So many signs, so few answers
So many signs, so few answers

There are plenty of confusing signs in financial markets lately.  Most of them center on the continuing saga in Europe. Some forecast another U.S. recession, but others argue continued slow growth appears more likely.  How does one manage these recent conflicting signals?

Although the latest round of market turbulence centers on Athens, it is not Greece that should worry investors; it is simply too small a player. Instead, the larger fallout looms from the weak links of Spain and Italy as they continue to hold the financial markets hostage. Major affected markets include U.S. and European equities, the euro, Treasuries, and a long list of commodities.  The Economic Cycle Research Institute (ECRI) and Institute for Supply Management (ISM) are at odds regarding another recession, but on the plus side, the dollar is strengthening and bringing U.S. fuel prices down.  This is an unusual turn of events as we enter the summer driving season.
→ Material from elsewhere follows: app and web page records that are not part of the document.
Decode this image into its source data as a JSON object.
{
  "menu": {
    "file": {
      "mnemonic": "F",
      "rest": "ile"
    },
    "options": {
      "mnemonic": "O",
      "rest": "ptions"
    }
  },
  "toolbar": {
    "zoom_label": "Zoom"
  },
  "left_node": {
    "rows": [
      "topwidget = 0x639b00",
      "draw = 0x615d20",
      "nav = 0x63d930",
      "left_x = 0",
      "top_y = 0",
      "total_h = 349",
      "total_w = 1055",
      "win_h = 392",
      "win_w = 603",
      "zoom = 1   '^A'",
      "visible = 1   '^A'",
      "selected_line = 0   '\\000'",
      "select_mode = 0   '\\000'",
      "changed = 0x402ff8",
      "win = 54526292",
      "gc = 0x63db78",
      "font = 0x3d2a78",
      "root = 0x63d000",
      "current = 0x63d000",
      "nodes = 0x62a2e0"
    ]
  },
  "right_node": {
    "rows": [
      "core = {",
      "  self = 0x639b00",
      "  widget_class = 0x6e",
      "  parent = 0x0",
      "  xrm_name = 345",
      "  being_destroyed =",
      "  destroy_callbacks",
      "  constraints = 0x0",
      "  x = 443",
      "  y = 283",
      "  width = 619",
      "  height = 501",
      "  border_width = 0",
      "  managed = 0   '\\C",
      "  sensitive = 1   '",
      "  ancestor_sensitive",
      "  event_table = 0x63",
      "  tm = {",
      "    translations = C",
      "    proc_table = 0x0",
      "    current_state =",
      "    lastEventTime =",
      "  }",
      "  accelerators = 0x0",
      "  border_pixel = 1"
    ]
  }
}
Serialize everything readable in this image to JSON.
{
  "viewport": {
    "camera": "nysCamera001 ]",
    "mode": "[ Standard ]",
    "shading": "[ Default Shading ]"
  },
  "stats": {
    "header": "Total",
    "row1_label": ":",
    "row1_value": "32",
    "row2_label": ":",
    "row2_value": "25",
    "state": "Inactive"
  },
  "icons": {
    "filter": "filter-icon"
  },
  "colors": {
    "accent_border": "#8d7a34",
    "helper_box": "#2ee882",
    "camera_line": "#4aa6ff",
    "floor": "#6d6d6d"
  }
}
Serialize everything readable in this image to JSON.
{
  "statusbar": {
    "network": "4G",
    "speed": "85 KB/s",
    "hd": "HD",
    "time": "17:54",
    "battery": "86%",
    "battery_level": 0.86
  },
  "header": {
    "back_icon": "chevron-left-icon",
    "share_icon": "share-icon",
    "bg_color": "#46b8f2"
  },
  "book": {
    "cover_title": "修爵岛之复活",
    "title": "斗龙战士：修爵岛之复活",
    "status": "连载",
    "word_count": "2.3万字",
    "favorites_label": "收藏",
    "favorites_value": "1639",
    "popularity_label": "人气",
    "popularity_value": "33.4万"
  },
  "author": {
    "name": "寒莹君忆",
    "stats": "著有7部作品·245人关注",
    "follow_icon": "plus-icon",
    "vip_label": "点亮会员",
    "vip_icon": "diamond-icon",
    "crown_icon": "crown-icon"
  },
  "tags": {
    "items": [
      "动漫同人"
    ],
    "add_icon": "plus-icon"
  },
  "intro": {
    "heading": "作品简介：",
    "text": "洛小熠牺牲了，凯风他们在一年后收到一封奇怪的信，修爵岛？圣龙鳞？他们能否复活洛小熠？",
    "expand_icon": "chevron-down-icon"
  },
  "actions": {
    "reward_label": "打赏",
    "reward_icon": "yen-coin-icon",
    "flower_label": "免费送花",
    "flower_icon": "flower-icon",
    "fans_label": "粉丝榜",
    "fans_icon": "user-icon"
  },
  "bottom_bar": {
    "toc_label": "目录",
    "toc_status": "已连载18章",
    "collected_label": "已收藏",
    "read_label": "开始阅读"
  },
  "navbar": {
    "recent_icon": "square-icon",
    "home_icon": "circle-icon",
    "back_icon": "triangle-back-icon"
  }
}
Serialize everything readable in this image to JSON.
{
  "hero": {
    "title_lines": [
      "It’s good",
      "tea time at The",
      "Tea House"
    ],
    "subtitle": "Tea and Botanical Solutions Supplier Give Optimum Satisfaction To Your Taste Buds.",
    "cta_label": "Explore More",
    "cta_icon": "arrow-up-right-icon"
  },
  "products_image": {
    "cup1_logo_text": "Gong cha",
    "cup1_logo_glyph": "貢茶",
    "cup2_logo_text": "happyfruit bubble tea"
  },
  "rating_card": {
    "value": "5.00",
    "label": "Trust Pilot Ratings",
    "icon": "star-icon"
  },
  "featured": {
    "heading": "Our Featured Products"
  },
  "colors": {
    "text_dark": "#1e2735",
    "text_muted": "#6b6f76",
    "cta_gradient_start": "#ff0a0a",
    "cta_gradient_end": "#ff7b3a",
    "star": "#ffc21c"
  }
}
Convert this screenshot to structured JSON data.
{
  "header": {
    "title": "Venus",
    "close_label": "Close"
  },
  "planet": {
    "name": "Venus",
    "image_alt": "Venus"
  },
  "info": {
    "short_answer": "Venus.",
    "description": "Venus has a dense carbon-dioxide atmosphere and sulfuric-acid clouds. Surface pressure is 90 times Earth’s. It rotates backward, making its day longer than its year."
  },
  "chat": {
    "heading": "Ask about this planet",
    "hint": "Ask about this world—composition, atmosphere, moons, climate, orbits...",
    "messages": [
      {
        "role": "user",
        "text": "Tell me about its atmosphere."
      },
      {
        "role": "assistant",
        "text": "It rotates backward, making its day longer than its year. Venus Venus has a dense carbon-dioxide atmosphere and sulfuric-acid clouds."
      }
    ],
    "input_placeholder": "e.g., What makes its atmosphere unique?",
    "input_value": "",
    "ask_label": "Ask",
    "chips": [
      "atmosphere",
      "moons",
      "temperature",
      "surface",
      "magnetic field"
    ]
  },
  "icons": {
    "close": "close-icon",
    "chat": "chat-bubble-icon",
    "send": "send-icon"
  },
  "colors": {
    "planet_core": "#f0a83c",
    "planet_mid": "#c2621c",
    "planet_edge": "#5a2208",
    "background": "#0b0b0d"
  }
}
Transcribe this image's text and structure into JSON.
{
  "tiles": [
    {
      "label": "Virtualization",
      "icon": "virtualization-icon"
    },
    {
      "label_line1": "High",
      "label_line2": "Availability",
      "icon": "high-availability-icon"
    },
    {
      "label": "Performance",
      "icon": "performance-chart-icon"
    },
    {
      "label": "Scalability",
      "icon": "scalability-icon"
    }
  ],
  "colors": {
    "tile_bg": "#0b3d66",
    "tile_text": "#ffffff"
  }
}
Much of Europe is now in recession as the U.S. market expands, albeit at a snail’s pace. Although Greece’s impending exit from the eurozone grabs the headlines, the countries to watch are Spain and Italy. In particular, undercapitalized banks in Spain could lead to major turbulence that ripples into Italy and swamps Germany’s ability to hold things together on the continent.
U.S. equities have thus far avoided much of the downdraft from Europe’s recession, but expect major reactions if the European Central Bank (ECB) is forced to step in regarding Spain and Italy.  For the most part, major central banks have likely decided to forego any more “too big to fail” bailouts ala Lehman Brothers. Expect the Federal Reserve to closely monitor this situation.
Is the U.S. Facing Another Recession?
The well respected Economic Cycle Research Institute (ECRI) reiterates its earlier call for a coming recession. The organization bills itself as the world’s leading authority on business cycles and first called for a recession last September, repeated the warning in March, and now continues to insist we are heading in that downward direction.
Weak real income growth (jobs) is the primary reason for the ECRI’s gloomy perspective. Currently, real year-over-year growth in personal income is below where income stood at the start of every recession for the past 40 years. The institute has a solid track record, so their warning is not to be taken lightly. Although a modern low of 1.71% on the 10-year Treasury sends a foreboding signal, continued slow growth remains a more likely path.
For example, manufacturing, as measured by the Institute for Supply Management (ISM), is still expanding. The latest ISM survey is nowhere near recession territory.  Over the last 35 years, there have been zero instances of a near term recession at the current level and when the ISM was trending upward.